Disbelief about the growth potential for Twitch, a platform for watching people play video games, has taught him not to discount something he doesn’t personally understand, Shear said.
"You losers, man. I don't even pretend to understand your pathology, but on the other hand I can get paid, so here's your gaping maw films."
A Twitch streamer with the user name Hacklyn was eating a bowl of soup Wednesday morning, with about 20 people watching live. She was listening to music and chatting with people about relationships while they watched her dig in.
Communication, I think is important. *sucks up noodles* Got to be open with your feelings *disgusting slurping* You can't assume your partner knows what's going on in your head. *licks bowl*
Honesty is important to your relationship, too.

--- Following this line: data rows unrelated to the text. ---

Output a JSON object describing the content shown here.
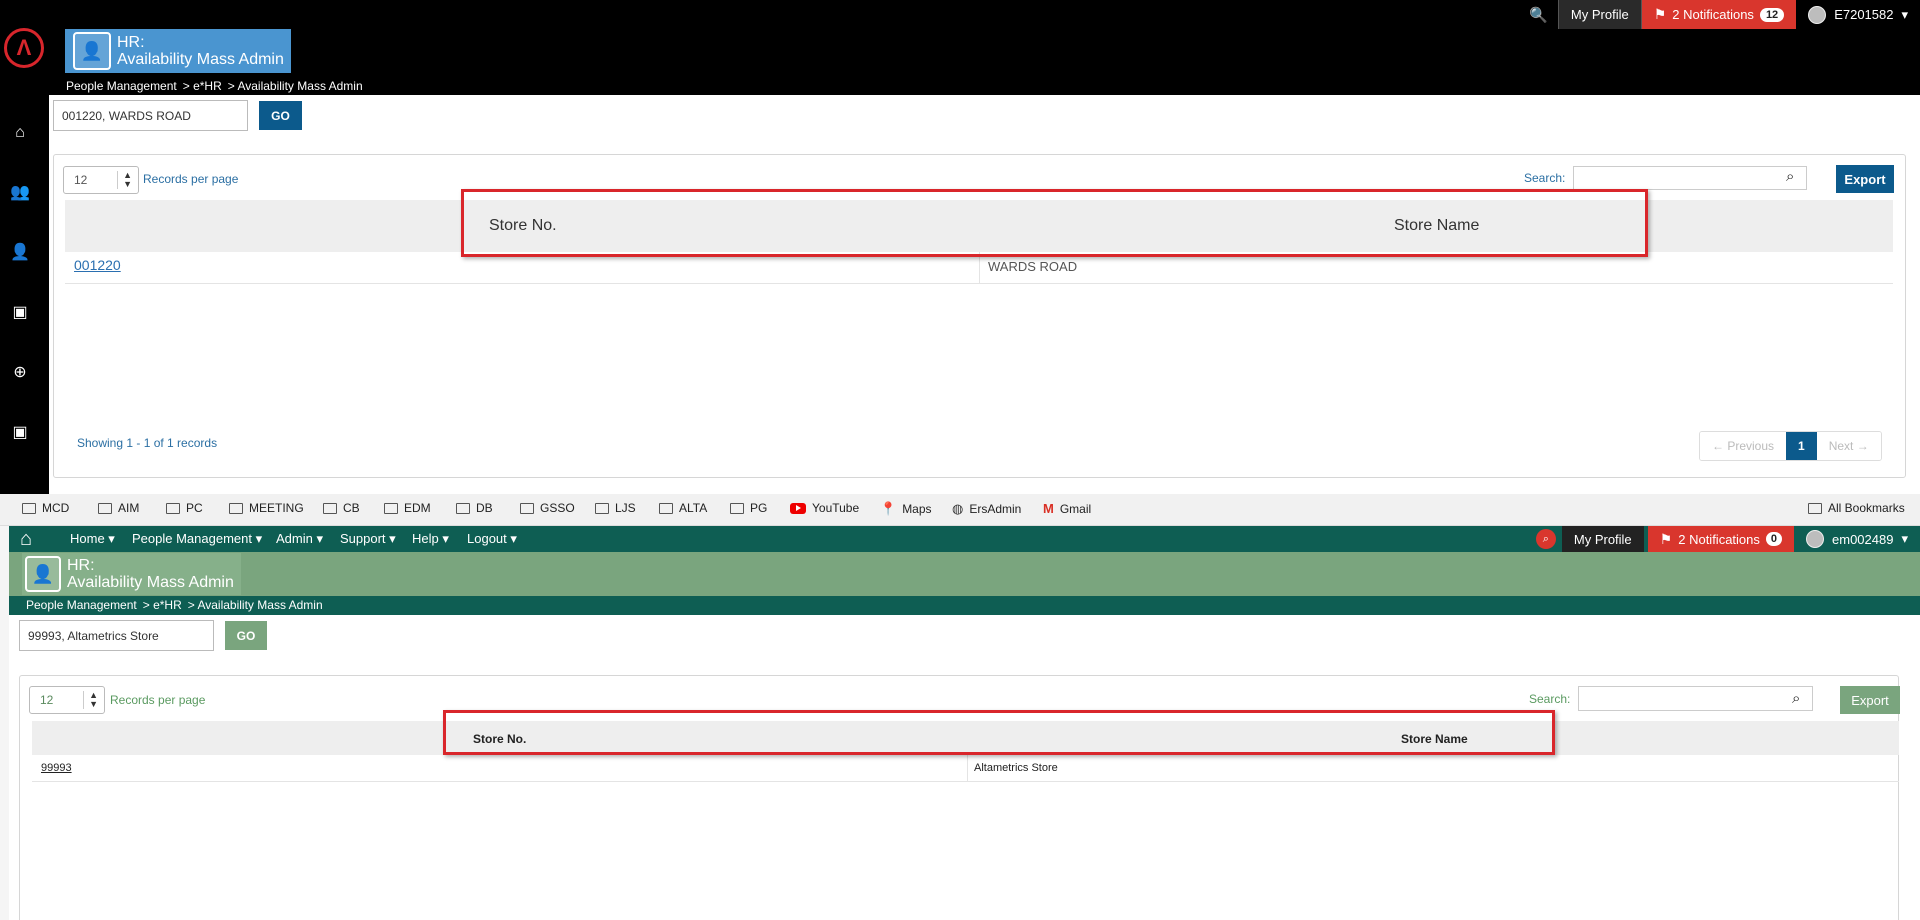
{
  "top": {
    "topbar": {
      "my_profile": "My Profile",
      "notifications": "2 Notifications",
      "notif_count": "12",
      "user": "E7201582"
    },
    "app": {
      "title_line1": "HR:",
      "title_line2": "Availability Mass Admin"
    },
    "breadcrumb": [
      "People Management",
      "> e*HR",
      "> Availability Mass Admin"
    ],
    "store_input_value": "001220, WARDS ROAD",
    "go_label": "GO",
    "records_per_page_value": "12",
    "records_per_page_label": "Records per page",
    "search_label": "Search:",
    "export_label": "Export",
    "table": {
      "headers": [
        "Store No.",
        "Store Name"
      ],
      "rows": [
        [
          "001220",
          "WARDS ROAD"
        ]
      ]
    },
    "showing": "Showing 1 - 1 of 1 records",
    "pager": {
      "previous": "← Previous",
      "current": "1",
      "next": "Next →"
    },
    "colors": {
      "header_bg": "#000000",
      "accent": "#0c5a8c",
      "app_tile": "#4a95d0",
      "notif": "#d9362d"
    }
  },
  "bookmarks": [
    {
      "icon": "folder-icon",
      "label": "MCD"
    },
    {
      "icon": "folder-icon",
      "label": "AIM"
    },
    {
      "icon": "folder-icon",
      "label": "PC"
    },
    {
      "icon": "folder-icon",
      "label": "MEETING"
    },
    {
      "icon": "folder-icon",
      "label": "CB"
    },
    {
      "icon": "folder-icon",
      "label": "EDM"
    },
    {
      "icon": "folder-icon",
      "label": "DB"
    },
    {
      "icon": "folder-icon",
      "label": "GSSO"
    },
    {
      "icon": "folder-icon",
      "label": "LJS"
    },
    {
      "icon": "folder-icon",
      "label": "ALTA"
    },
    {
      "icon": "folder-icon",
      "label": "PG"
    },
    {
      "icon": "youtube-icon",
      "label": "YouTube"
    },
    {
      "icon": "maps-icon",
      "label": "Maps"
    },
    {
      "icon": "globe-icon",
      "label": "ErsAdmin"
    },
    {
      "icon": "gmail-icon",
      "label": "Gmail"
    }
  ],
  "all_bookmarks": "All Bookmarks",
  "bottom": {
    "nav": [
      "Home",
      "People Management",
      "Admin",
      "Support",
      "Help",
      "Logout"
    ],
    "topbar": {
      "my_profile": "My Profile",
      "notifications": "2 Notifications",
      "notif_count": "0",
      "user": "em002489"
    },
    "app": {
      "title_line1": "HR:",
      "title_line2": "Availability Mass Admin"
    },
    "breadcrumb": [
      "People Management",
      "> e*HR",
      "> Availability Mass Admin"
    ],
    "store_input_value": "99993, Altametrics Store",
    "go_label": "GO",
    "records_per_page_value": "12",
    "records_per_page_label": "Records per page",
    "search_label": "Search:",
    "export_label": "Export",
    "table": {
      "headers": [
        "Store No.",
        "Store Name"
      ],
      "rows": [
        [
          "99993",
          "Altametrics Store"
        ]
      ]
    },
    "colors": {
      "nav_bg": "#0e5e53",
      "accent": "#7aa57e",
      "notif": "#d9362d"
    }
  }
}
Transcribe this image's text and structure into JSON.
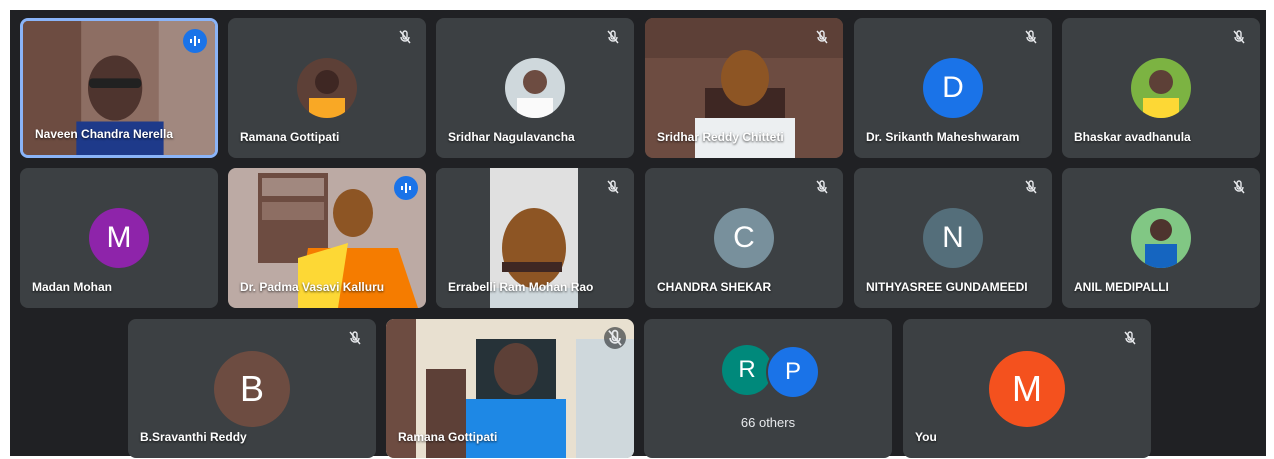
{
  "participants": [
    {
      "name": "Naveen Chandra Nerella",
      "speaking": true
    },
    {
      "name": "Ramana Gottipati",
      "muted": true
    },
    {
      "name": "Sridhar Nagulavancha",
      "muted": true
    },
    {
      "name": "Sridhar Reddy Chitteti",
      "muted": true
    },
    {
      "name": "Dr. Srikanth Maheshwaram",
      "initial": "D",
      "color": "#1a73e8",
      "muted": true
    },
    {
      "name": "Bhaskar avadhanula",
      "muted": true
    },
    {
      "name": "Madan Mohan",
      "initial": "M",
      "color": "#8e24aa"
    },
    {
      "name": "Dr. Padma Vasavi Kalluru",
      "speaking": true
    },
    {
      "name": "Errabelli Ram Mohan Rao",
      "muted": true
    },
    {
      "name": "CHANDRA SHEKAR",
      "initial": "C",
      "color": "#78909c",
      "muted": true
    },
    {
      "name": "NITHYASREE GUNDAMEEDI",
      "initial": "N",
      "color": "#546e7a",
      "muted": true
    },
    {
      "name": "ANIL MEDIPALLI",
      "muted": true
    },
    {
      "name": "B.Sravanthi Reddy",
      "initial": "B",
      "color": "#6d4c41",
      "muted": true
    },
    {
      "name": "Ramana Gottipati",
      "muted": true
    },
    {
      "name": "You",
      "initial": "M",
      "color": "#f4511e",
      "muted": true
    }
  ],
  "others": {
    "label": "66 others",
    "initials": [
      "R",
      "P"
    ],
    "colors": [
      "#00897b",
      "#1a73e8"
    ]
  },
  "icons": {
    "muted": "mic-off-icon",
    "speaking": "audio-level-icon"
  }
}
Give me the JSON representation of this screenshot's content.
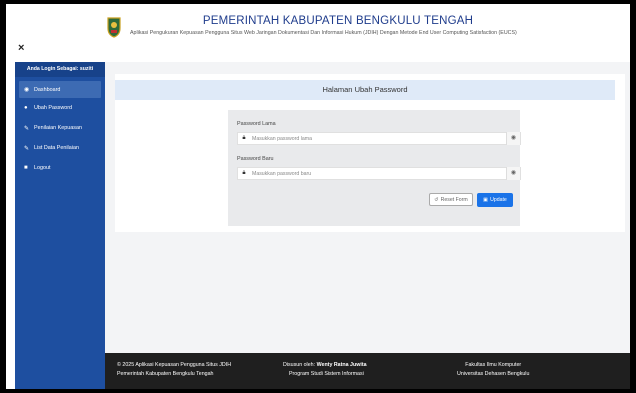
{
  "header": {
    "close_label": "×",
    "title": "PEMERINTAH KABUPATEN BENGKULU TENGAH",
    "subtitle": "Aplikasi Pengukuran Kepuasan Pengguna Situs Web Jaringan Dokumentasi Dan Informasi Hukum (JDIH) Dengan Metode End User Computing Satisfaction (EUCS)"
  },
  "sidebar": {
    "heading": "Anda Login Sebagai: suziti",
    "items": [
      {
        "icon": "dashboard-icon",
        "glyph": "◉",
        "label": "Dashboard",
        "active": true
      },
      {
        "icon": "user-icon",
        "glyph": "●",
        "label": "Ubah Password",
        "active": false
      },
      {
        "icon": "edit-icon",
        "glyph": "✎",
        "label": "Penilaian Kepuasan",
        "active": false
      },
      {
        "icon": "edit-icon",
        "glyph": "✎",
        "label": "List Data Penilaian",
        "active": false
      },
      {
        "icon": "logout-icon",
        "glyph": "■",
        "label": "Logout",
        "active": false
      }
    ]
  },
  "main": {
    "panel_title": "Halaman Ubah Password",
    "form": {
      "old_password_label": "Password Lama",
      "old_password_placeholder": "Masukkan password lama",
      "new_password_label": "Password Baru",
      "new_password_placeholder": "Masukkan password baru",
      "reset_label": "Reset Form",
      "update_label": "Update"
    }
  },
  "footer": {
    "left_line1": "© 2025 Aplikasi Kepuasan Pengguna Situs JDIH",
    "left_line2": "Pemerintah Kabupaten Bengkulu Tengah",
    "mid_prefix": "Disusun oleh:",
    "mid_name": "Wenty Ratna Juwita",
    "mid_line2": "Program Studi Sistem Informasi",
    "right_line1": "Fakultas Ilmu Komputer",
    "right_line2": "Universitas Dehasen Bengkulu"
  },
  "colors": {
    "sidebar": "#1e4fa0",
    "title": "#1f3c8c",
    "update_button": "#1a73e8",
    "footer": "#1f1f1f"
  }
}
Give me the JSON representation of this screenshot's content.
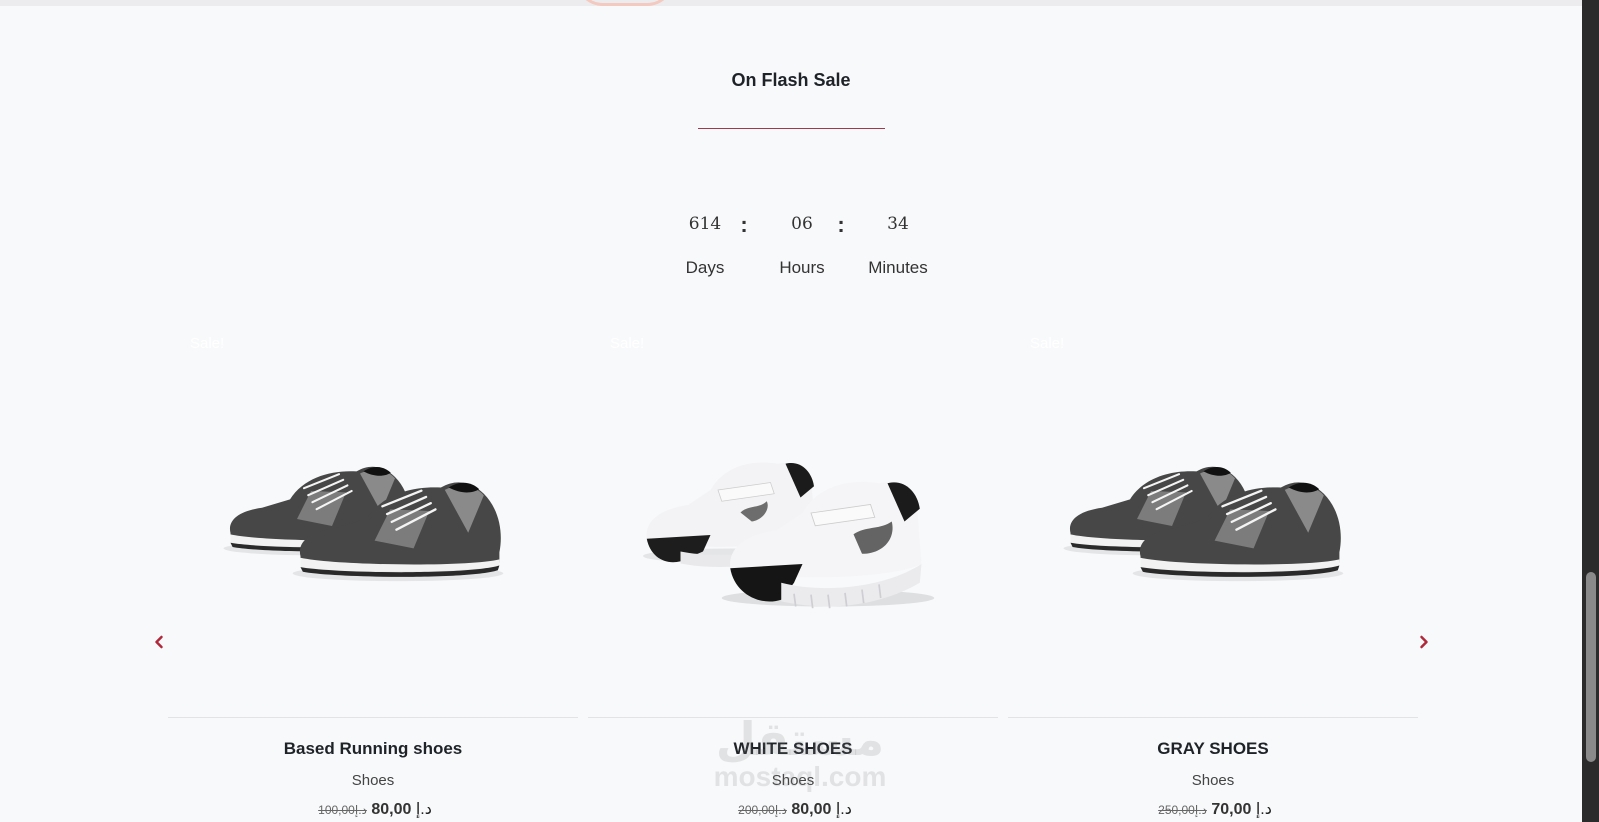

Investors have been watching to see how Amazon integrates Twitch’s highly engaged audience of video game enthusiasts -- numbering 10 million daily users -- with its offerings in online shopping and streaming video and music.
After you get done watching the vidiot games, how about buying one, sucker?
As the company further seeks to combine services from its businesses, could the the next big step be streaming video of a gaming champion eating a box of cookies delivered via Amazon drone?
Or will it be your entire city going up in flames as civilization collapses? Who knows!
Aaron Zehner is the author of "The Foolchild Invention" available in paperback and e-book format. Read free excerpts here and here.